So you know someone really loves you when they 1) buy you a food orientated birthday present and 2) the present which they bought you revolves around baking bread.
Erm, nothing says Happy Birthday like the prospect of carbs. Hello!
But it wasn’t all about the bread.
It was the thought and principal behind it: I write a food blog about trying to bring a little old-fashioned essence in to our ever developing, genetically formed, diet-obsessed food world (rant over) and he sends me on a course that teaches you how to bake bread the simple way.
That, my friends, is love…
Where: Cheesie Tchaikovsky, Clitheroe (AKA my fave little deli and breakfast spot!)
I learnt so much and it only enhanced my passion for how real homemade products are the best.
Jan, a believer in wholesome food, untouched products and not adding unnecessary elements to your cooking/baking, made me think about how our bread is manufactured on a large scale and what sort of additives, preservatives and enzymes are added in to the flour for such mass production.
The other fact that really intrigued me was how she uses the type of stone-ground flour that was used before the war because it’s purer. It was until after WW2 that the make-up of flour began to change.
It took us 15 minutes to whip up our first batch of bread and then another 20 to cook it.
I mean, how hard is that?
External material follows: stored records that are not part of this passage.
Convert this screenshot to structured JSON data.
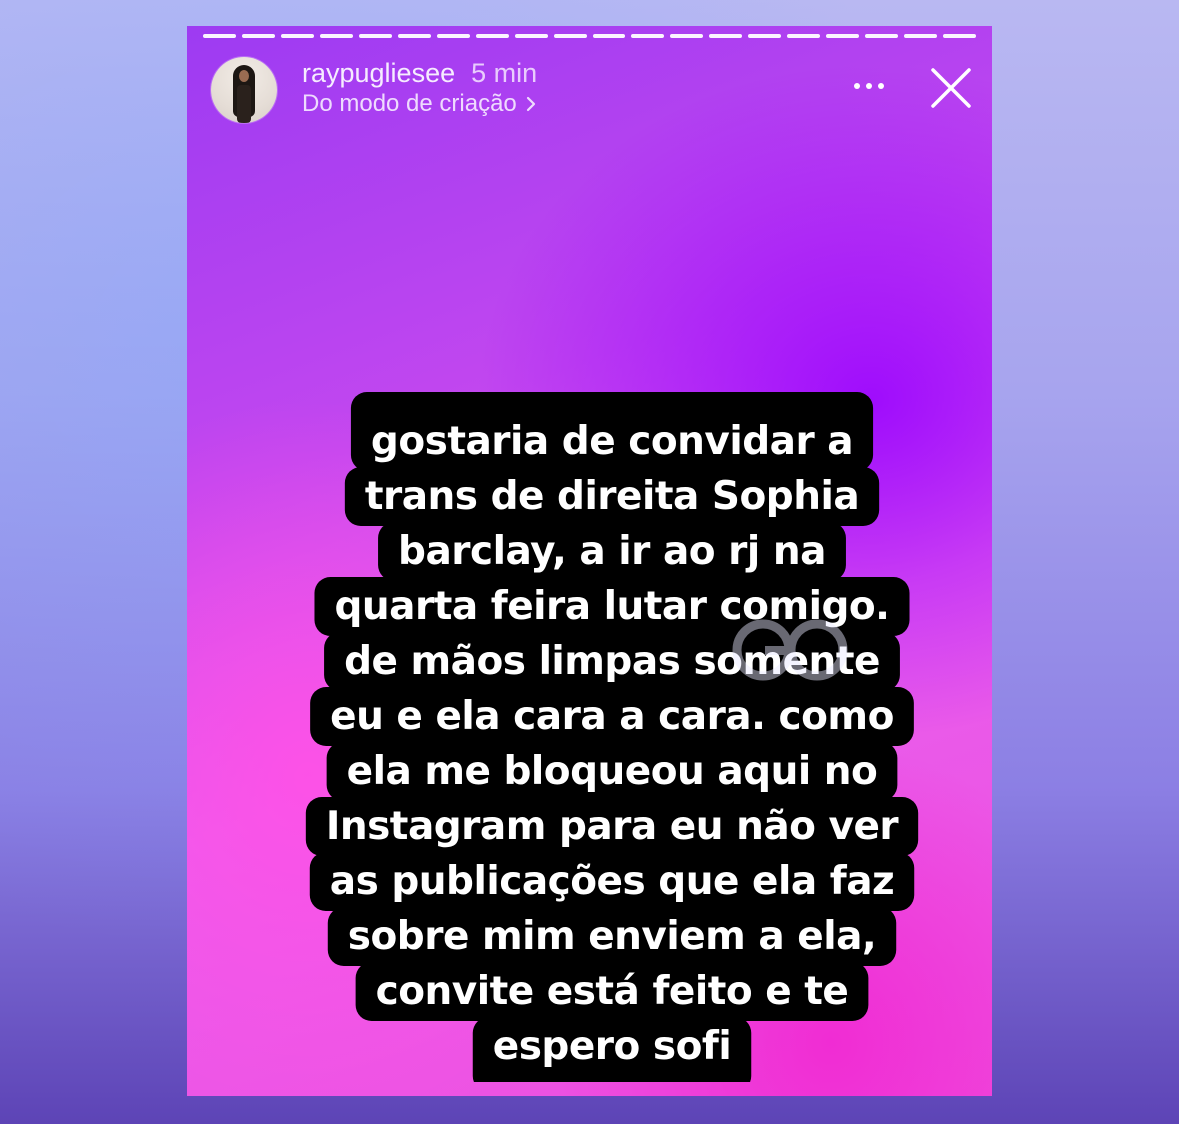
{
  "story": {
    "username": "raypugliesee",
    "timestamp": "5 min",
    "source_label": "Do modo de criação",
    "progress_segments_total": 20,
    "progress_segments_done": 20,
    "text_lines": [
      "gostaria de convidar a",
      "trans de direita Sophia",
      "barclay, a ir ao rj na",
      "quarta feira lutar comigo.",
      "de mãos limpas somente",
      "eu e ela cara a cara. como",
      "ela me bloqueou aqui no",
      "Instagram para eu não ver",
      "as publicações que ela faz",
      "sobre mim enviem a ela,",
      "convite está feito e te",
      "espero sofi"
    ]
  },
  "icons": {
    "more": "more-options-icon",
    "close": "close-icon",
    "chevron": "chevron-right-icon",
    "watermark": "watermark-logo-icon"
  },
  "colors": {
    "story_gradient_top": "#9d3bf2",
    "story_gradient_bottom": "#ef4ddd",
    "text_background": "#000000",
    "text": "#ffffff"
  }
}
Get up 20 minutes earlier and your home will be filled with the cosy aroma of freshly baked dough.
Hows that for an alternative alarm clock?!
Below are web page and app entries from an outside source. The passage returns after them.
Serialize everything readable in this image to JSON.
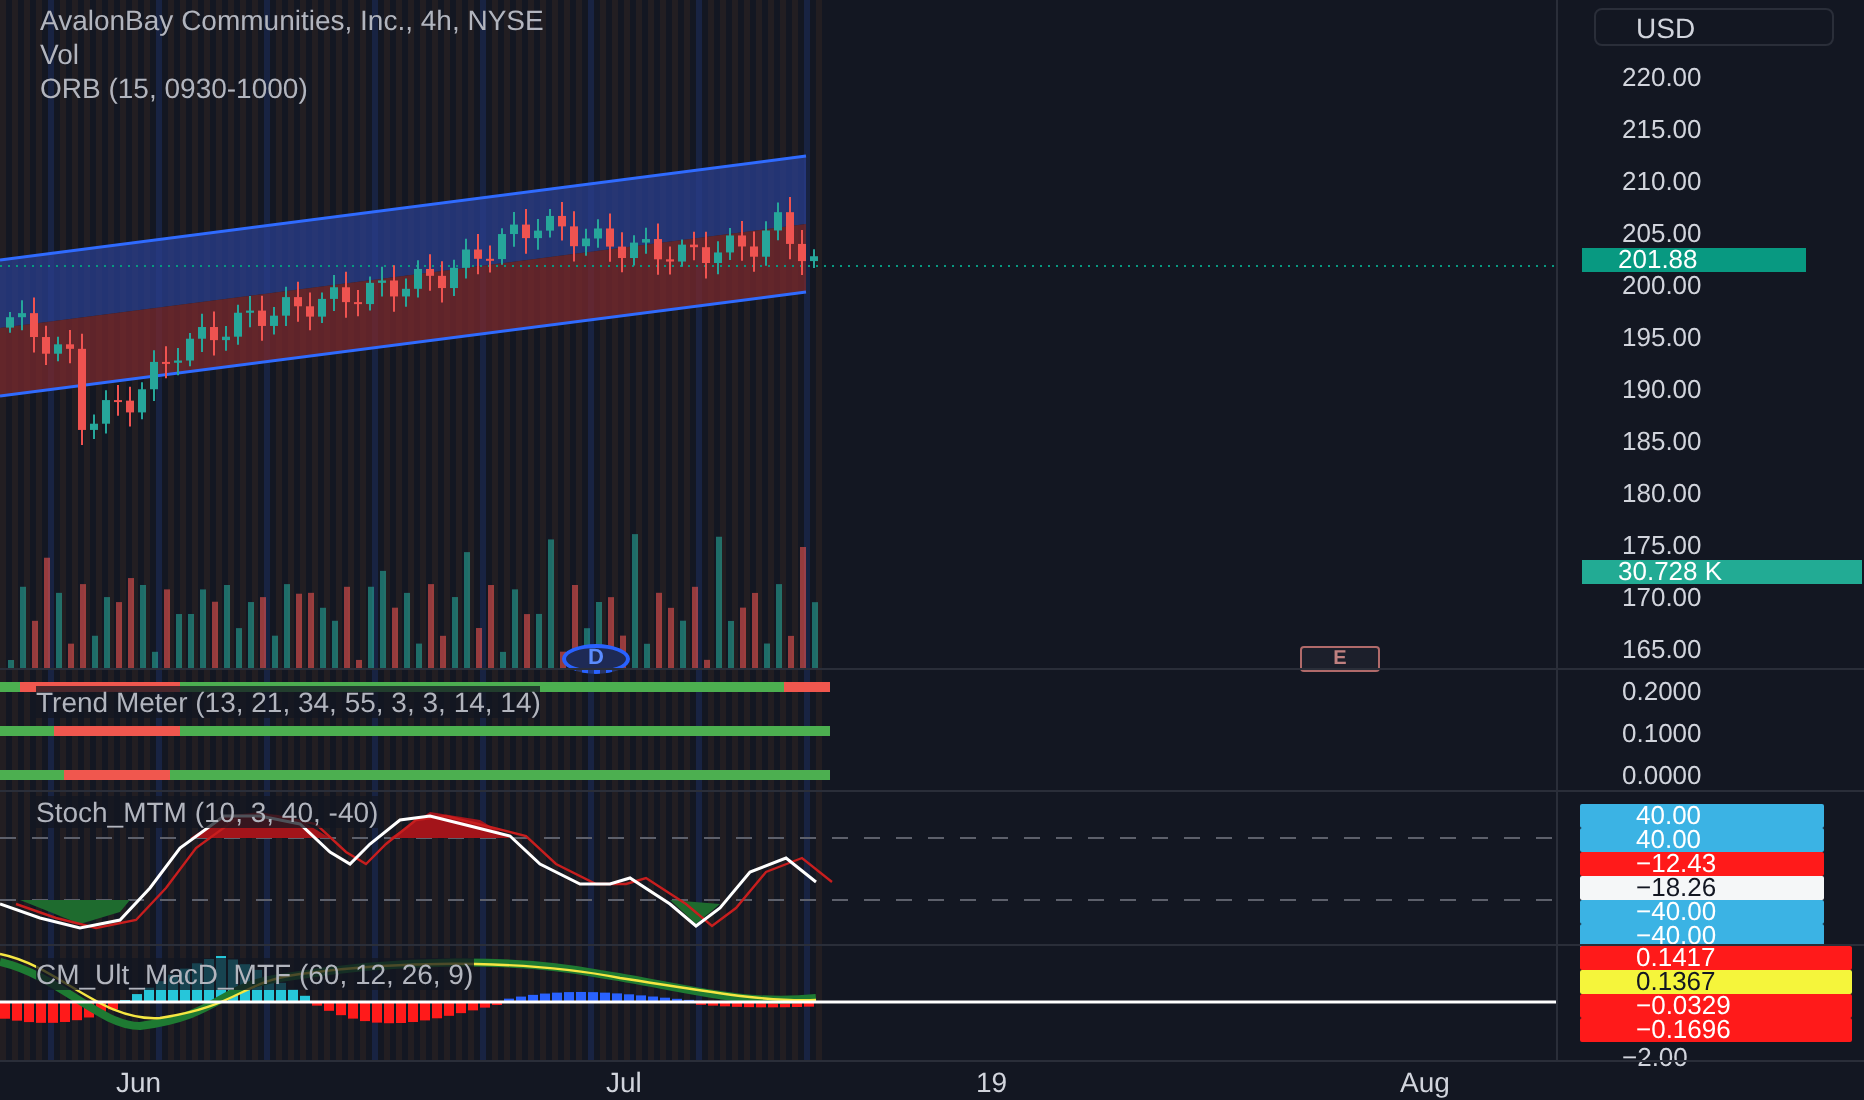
{
  "legend": {
    "title": "AvalonBay Communities, Inc., 4h, NYSE",
    "lines": [
      "Vol",
      "ORB (15, 0930-1000)"
    ]
  },
  "currency": "USD",
  "price_ticks": [
    "220.00",
    "215.00",
    "210.00",
    "205.00",
    "200.00",
    "195.00",
    "190.00",
    "185.00",
    "180.00",
    "175.00",
    "170.00",
    "165.00"
  ],
  "price_badges": [
    {
      "text": "201.88",
      "color": "#089981"
    },
    {
      "text": "30.728 K",
      "color": "#22ab94"
    }
  ],
  "markers": [
    {
      "kind": "dividend",
      "label": "D"
    },
    {
      "kind": "earnings",
      "label": "E"
    }
  ],
  "trend_meter": {
    "label": "Trend Meter (13, 21, 34, 55, 3, 3, 14, 14)",
    "ticks": [
      "0.2000",
      "0.1000",
      "0.0000"
    ]
  },
  "stoch": {
    "label": "Stoch_MTM (10, 3, 40, -40)",
    "badges": [
      {
        "text": "40.00",
        "color": "#3bb3e4"
      },
      {
        "text": "40.00",
        "color": "#3bb3e4"
      },
      {
        "text": "−12.43",
        "color": "#ff1a1a"
      },
      {
        "text": "−18.26",
        "color": "#f5f7f8"
      },
      {
        "text": "−40.00",
        "color": "#3bb3e4"
      },
      {
        "text": "−40.00",
        "color": "#3bb3e4"
      }
    ]
  },
  "macd": {
    "label": "CM_Ult_MacD_MTF (60, 12, 26, 9)",
    "badges": [
      {
        "text": "0.1417",
        "color": "#ff1a1a"
      },
      {
        "text": "0.1367",
        "color": "#f5f53b"
      },
      {
        "text": "−0.0329",
        "color": "#ff1a1a"
      },
      {
        "text": "−0.1696",
        "color": "#ff1a1a"
      }
    ],
    "ticks": [
      "−2.00"
    ]
  },
  "time_axis": [
    "Jun",
    "Jul",
    "19",
    "Aug"
  ]
}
We cooked teacakes on the stove and made Chelsea buns glorious enough to break your heart; we made a normal tin loaf that was so outstandingly tasty it will question your previous life choices in the bread aisle; we made about 14 pieces of bread within the space of 6 hours.
I know people don’t have the time these days, but surely something that can be so good for us deserves a little section of your week?
We dedicate time to the gym and to wine with friends which is all absolutely fine, but where’s the time for the food that we put in to our bodies?
You cannot beat the feeling that overcomes you after a session of kneading and baking your own bread. It’s untouchable.
I truly believe that it’s one of the most rewarding things you can do – not only for your body, but for a sense of creating something that’s wondrous for your family and for the good of everyone’s health.
Like I always say, it’s the simple things in life that count and what can be simpler and tastier than a batch of bread made with love?
If you don’t fancy making your own bread, take a little time to research in to where your nearest bakery is and what kind of process they use to make it. A little tip Jan mentioned was to go in to your supermarket and ask for some fresh yeast. If they have it, they will most likely bake their own bread. If not then…get baking!